[[ Records shown open ]]

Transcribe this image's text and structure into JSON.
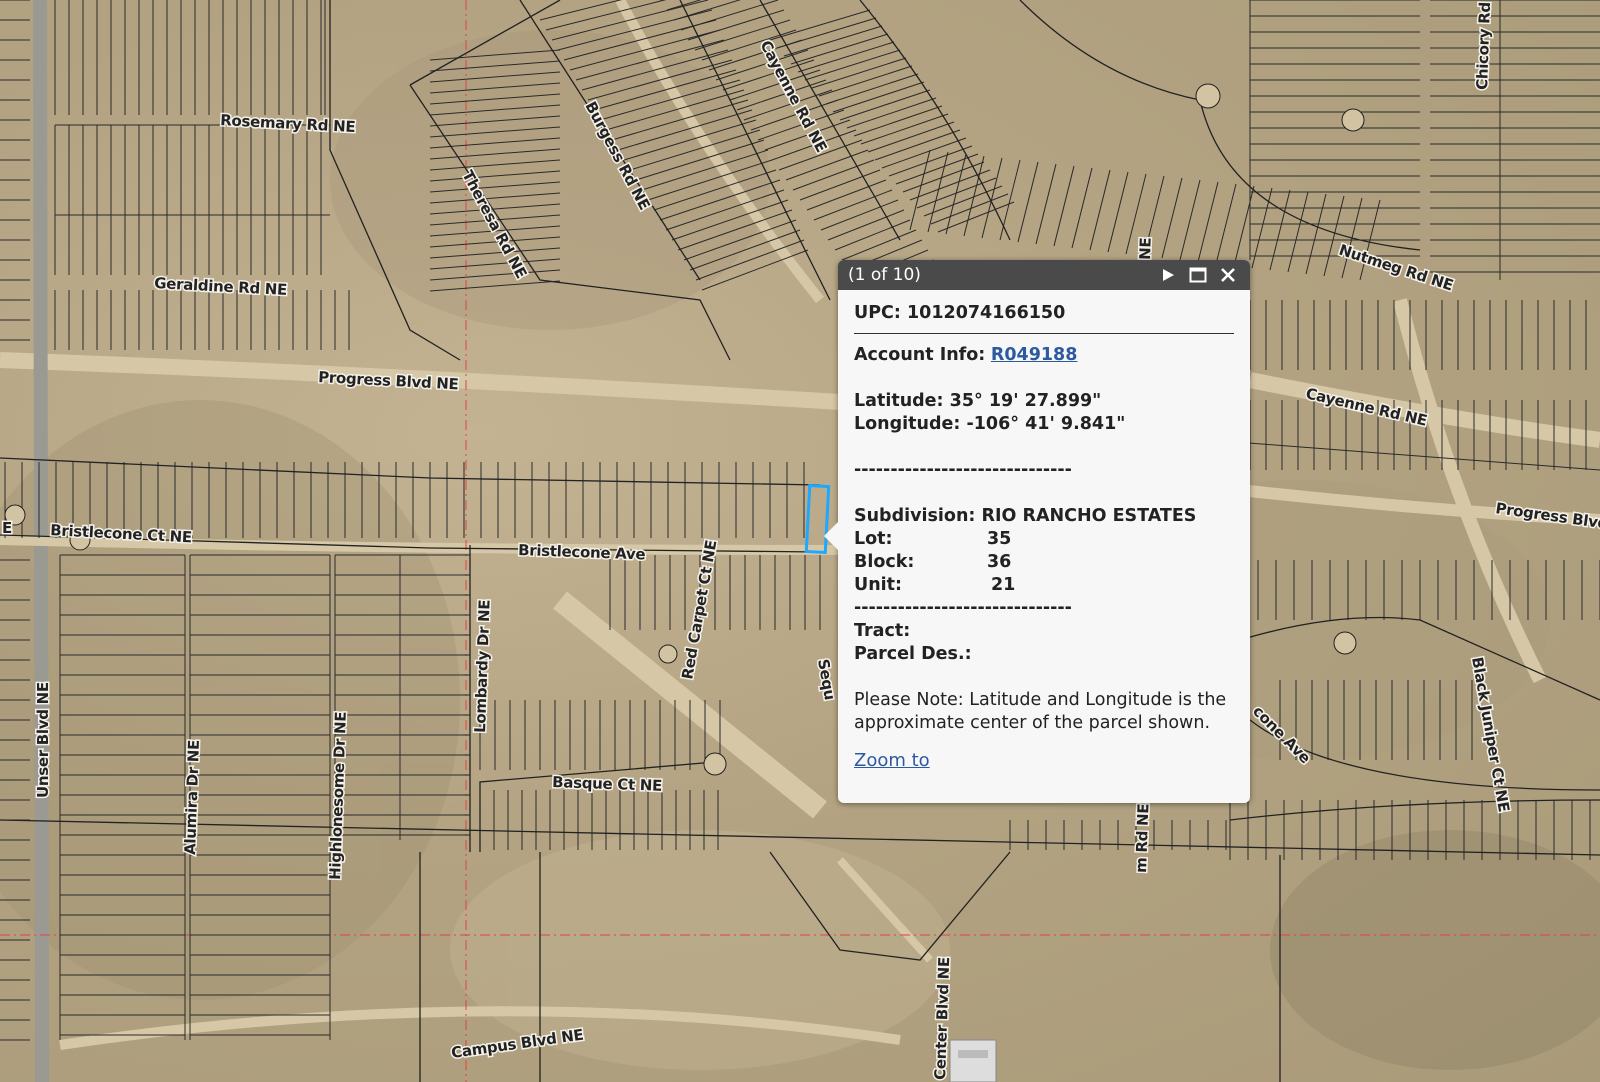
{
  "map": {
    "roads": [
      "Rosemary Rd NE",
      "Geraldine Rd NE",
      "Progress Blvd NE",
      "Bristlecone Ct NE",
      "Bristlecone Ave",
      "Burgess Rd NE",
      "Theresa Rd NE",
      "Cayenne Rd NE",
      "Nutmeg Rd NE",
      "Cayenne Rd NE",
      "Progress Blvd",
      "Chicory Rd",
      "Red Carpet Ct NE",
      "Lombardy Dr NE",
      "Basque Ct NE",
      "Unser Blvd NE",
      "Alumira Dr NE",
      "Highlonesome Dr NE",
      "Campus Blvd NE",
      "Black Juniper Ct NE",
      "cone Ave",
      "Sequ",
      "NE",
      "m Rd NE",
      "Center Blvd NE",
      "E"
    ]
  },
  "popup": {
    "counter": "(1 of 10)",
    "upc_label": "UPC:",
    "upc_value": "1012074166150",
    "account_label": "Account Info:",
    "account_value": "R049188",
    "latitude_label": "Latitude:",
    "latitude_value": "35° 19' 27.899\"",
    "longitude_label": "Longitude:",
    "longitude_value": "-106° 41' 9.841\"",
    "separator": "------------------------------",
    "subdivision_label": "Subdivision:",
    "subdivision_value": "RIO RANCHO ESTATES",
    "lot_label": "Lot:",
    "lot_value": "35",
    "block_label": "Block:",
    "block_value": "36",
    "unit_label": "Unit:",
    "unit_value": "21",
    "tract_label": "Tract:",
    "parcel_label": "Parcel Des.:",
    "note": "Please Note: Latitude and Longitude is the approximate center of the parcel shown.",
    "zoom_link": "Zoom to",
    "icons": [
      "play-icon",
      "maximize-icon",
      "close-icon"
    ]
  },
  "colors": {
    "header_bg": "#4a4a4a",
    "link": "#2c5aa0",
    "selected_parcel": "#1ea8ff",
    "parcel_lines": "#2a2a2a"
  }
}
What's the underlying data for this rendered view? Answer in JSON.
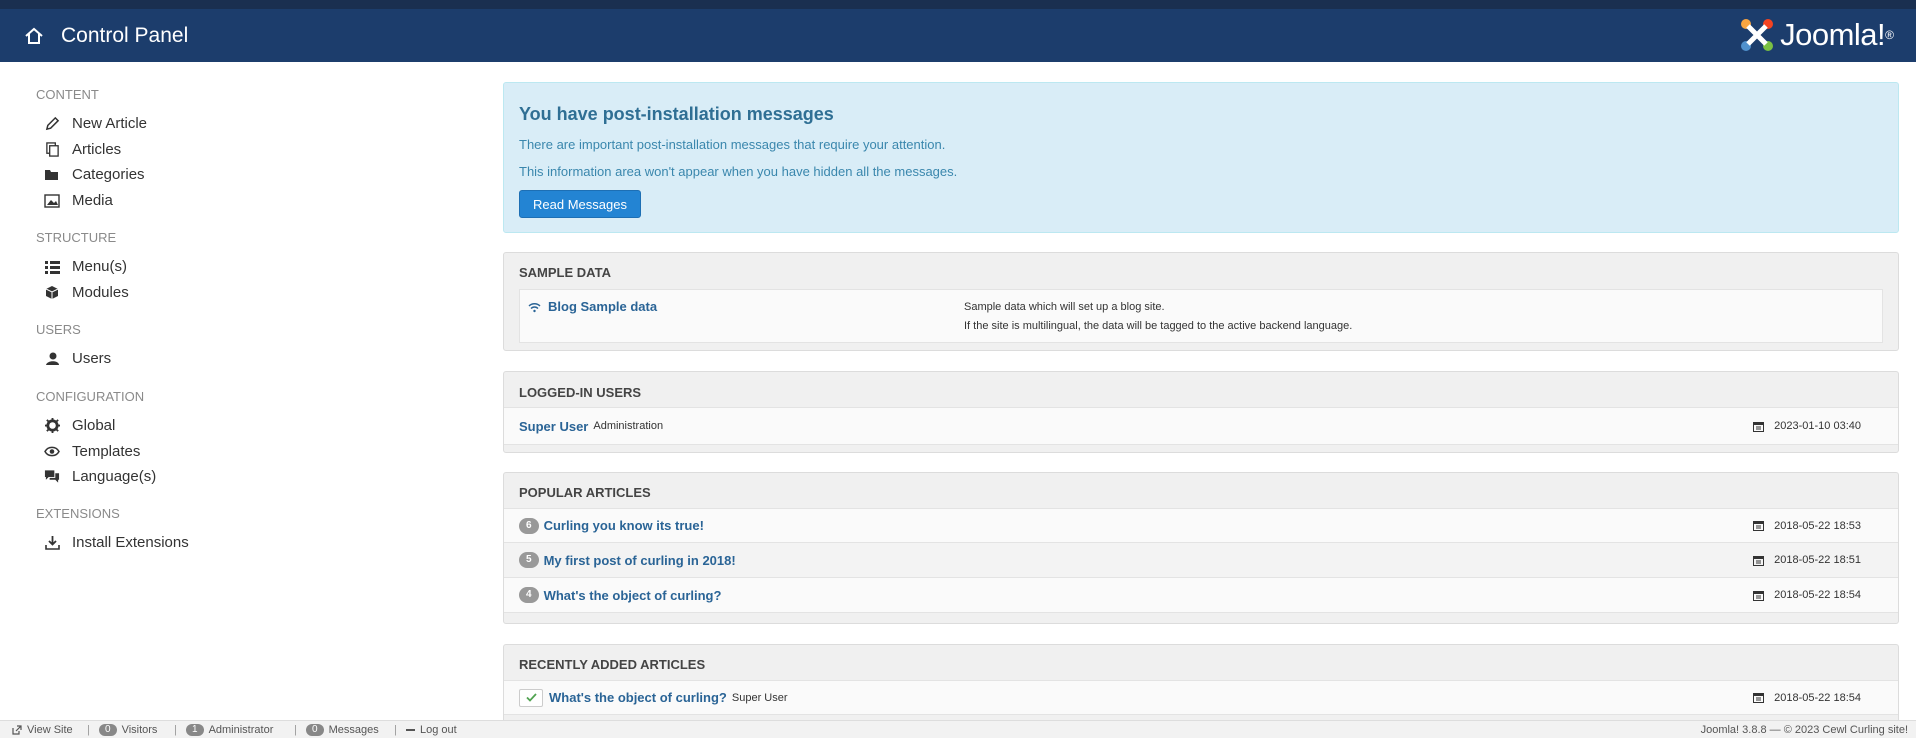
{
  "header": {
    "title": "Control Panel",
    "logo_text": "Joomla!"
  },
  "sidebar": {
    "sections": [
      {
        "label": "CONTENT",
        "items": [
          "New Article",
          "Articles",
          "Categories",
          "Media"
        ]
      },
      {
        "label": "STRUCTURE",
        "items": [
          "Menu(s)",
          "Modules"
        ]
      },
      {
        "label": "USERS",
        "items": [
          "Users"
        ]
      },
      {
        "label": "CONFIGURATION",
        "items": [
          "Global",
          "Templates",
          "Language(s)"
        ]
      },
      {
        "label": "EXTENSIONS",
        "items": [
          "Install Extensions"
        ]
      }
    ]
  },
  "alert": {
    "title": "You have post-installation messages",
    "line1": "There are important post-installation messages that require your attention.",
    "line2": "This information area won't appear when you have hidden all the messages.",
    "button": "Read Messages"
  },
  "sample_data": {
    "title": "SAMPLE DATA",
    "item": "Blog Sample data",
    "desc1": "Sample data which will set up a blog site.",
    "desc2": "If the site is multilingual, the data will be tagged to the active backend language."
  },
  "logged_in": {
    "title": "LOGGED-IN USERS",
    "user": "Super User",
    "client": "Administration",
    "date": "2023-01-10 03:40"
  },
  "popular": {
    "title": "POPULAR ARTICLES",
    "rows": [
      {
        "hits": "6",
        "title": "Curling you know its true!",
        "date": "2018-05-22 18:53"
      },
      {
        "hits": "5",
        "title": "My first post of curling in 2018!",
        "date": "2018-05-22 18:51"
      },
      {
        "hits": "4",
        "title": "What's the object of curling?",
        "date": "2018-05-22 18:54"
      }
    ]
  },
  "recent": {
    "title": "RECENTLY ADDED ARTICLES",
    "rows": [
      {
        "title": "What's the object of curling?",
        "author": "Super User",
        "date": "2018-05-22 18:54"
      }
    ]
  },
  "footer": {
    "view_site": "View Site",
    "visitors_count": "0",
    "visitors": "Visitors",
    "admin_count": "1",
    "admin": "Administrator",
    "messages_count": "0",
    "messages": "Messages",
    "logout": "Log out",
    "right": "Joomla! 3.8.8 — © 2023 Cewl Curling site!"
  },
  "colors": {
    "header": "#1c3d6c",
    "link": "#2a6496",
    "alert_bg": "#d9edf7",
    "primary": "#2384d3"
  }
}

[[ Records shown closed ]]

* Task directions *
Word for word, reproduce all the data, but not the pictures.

* Exercise answer *
Transcribe this image's text and structure into JSON.
{
  "map": {
    "roads": [
      "Rosemary Rd NE",
      "Geraldine Rd NE",
      "Progress Blvd NE",
      "Bristlecone Ct NE",
      "Bristlecone Ave",
      "Burgess Rd NE",
      "Theresa Rd NE",
      "Cayenne Rd NE",
      "Nutmeg Rd NE",
      "Cayenne Rd NE",
      "Progress Blvd",
      "Chicory Rd",
      "Red Carpet Ct NE",
      "Lombardy Dr NE",
      "Basque Ct NE",
      "Unser Blvd NE",
      "Alumira Dr NE",
      "Highlonesome Dr NE",
      "Campus Blvd NE",
      "Black Juniper Ct NE",
      "cone Ave",
      "Sequ",
      "NE",
      "m Rd NE",
      "Center Blvd NE",
      "E"
    ]
  },
  "popup": {
    "counter": "(1 of 10)",
    "upc_label": "UPC:",
    "upc_value": "1012074166150",
    "account_label": "Account Info:",
    "account_value": "R049188",
    "latitude_label": "Latitude:",
    "latitude_value": "35° 19' 27.899\"",
    "longitude_label": "Longitude:",
    "longitude_value": "-106° 41' 9.841\"",
    "separator": "------------------------------",
    "subdivision_label": "Subdivision:",
    "subdivision_value": "RIO RANCHO ESTATES",
    "lot_label": "Lot:",
    "lot_value": "35",
    "block_label": "Block:",
    "block_value": "36",
    "unit_label": "Unit:",
    "unit_value": "21",
    "tract_label": "Tract:",
    "parcel_label": "Parcel Des.:",
    "note": "Please Note: Latitude and Longitude is the approximate center of the parcel shown.",
    "zoom_link": "Zoom to",
    "icons": [
      "play-icon",
      "maximize-icon",
      "close-icon"
    ]
  },
  "colors": {
    "header_bg": "#4a4a4a",
    "link": "#2c5aa0",
    "selected_parcel": "#1ea8ff",
    "parcel_lines": "#2a2a2a"
  }
}
What's the underlying data for this rendered view? Answer in JSON.
{
  "header": {
    "title": "Control Panel",
    "logo_text": "Joomla!"
  },
  "sidebar": {
    "sections": [
      {
        "label": "CONTENT",
        "items": [
          "New Article",
          "Articles",
          "Categories",
          "Media"
        ]
      },
      {
        "label": "STRUCTURE",
        "items": [
          "Menu(s)",
          "Modules"
        ]
      },
      {
        "label": "USERS",
        "items": [
          "Users"
        ]
      },
      {
        "label": "CONFIGURATION",
        "items": [
          "Global",
          "Templates",
          "Language(s)"
        ]
      },
      {
        "label": "EXTENSIONS",
        "items": [
          "Install Extensions"
        ]
      }
    ]
  },
  "alert": {
    "title": "You have post-installation messages",
    "line1": "There are important post-installation messages that require your attention.",
    "line2": "This information area won't appear when you have hidden all the messages.",
    "button": "Read Messages"
  },
  "sample_data": {
    "title": "SAMPLE DATA",
    "item": "Blog Sample data",
    "desc1": "Sample data which will set up a blog site.",
    "desc2": "If the site is multilingual, the data will be tagged to the active backend language."
  },
  "logged_in": {
    "title": "LOGGED-IN USERS",
    "user": "Super User",
    "client": "Administration",
    "date": "2023-01-10 03:40"
  },
  "popular": {
    "title": "POPULAR ARTICLES",
    "rows": [
      {
        "hits": "6",
        "title": "Curling you know its true!",
        "date": "2018-05-22 18:53"
      },
      {
        "hits": "5",
        "title": "My first post of curling in 2018!",
        "date": "2018-05-22 18:51"
      },
      {
        "hits": "4",
        "title": "What's the object of curling?",
        "date": "2018-05-22 18:54"
      }
    ]
  },
  "recent": {
    "title": "RECENTLY ADDED ARTICLES",
    "rows": [
      {
        "title": "What's the object of curling?",
        "author": "Super User",
        "date": "2018-05-22 18:54"
      }
    ]
  },
  "footer": {
    "view_site": "View Site",
    "visitors_count": "0",
    "visitors": "Visitors",
    "admin_count": "1",
    "admin": "Administrator",
    "messages_count": "0",
    "messages": "Messages",
    "logout": "Log out",
    "right": "Joomla! 3.8.8 — © 2023 Cewl Curling site!"
  },
  "colors": {
    "header": "#1c3d6c",
    "link": "#2a6496",
    "alert_bg": "#d9edf7",
    "primary": "#2384d3"
  }
}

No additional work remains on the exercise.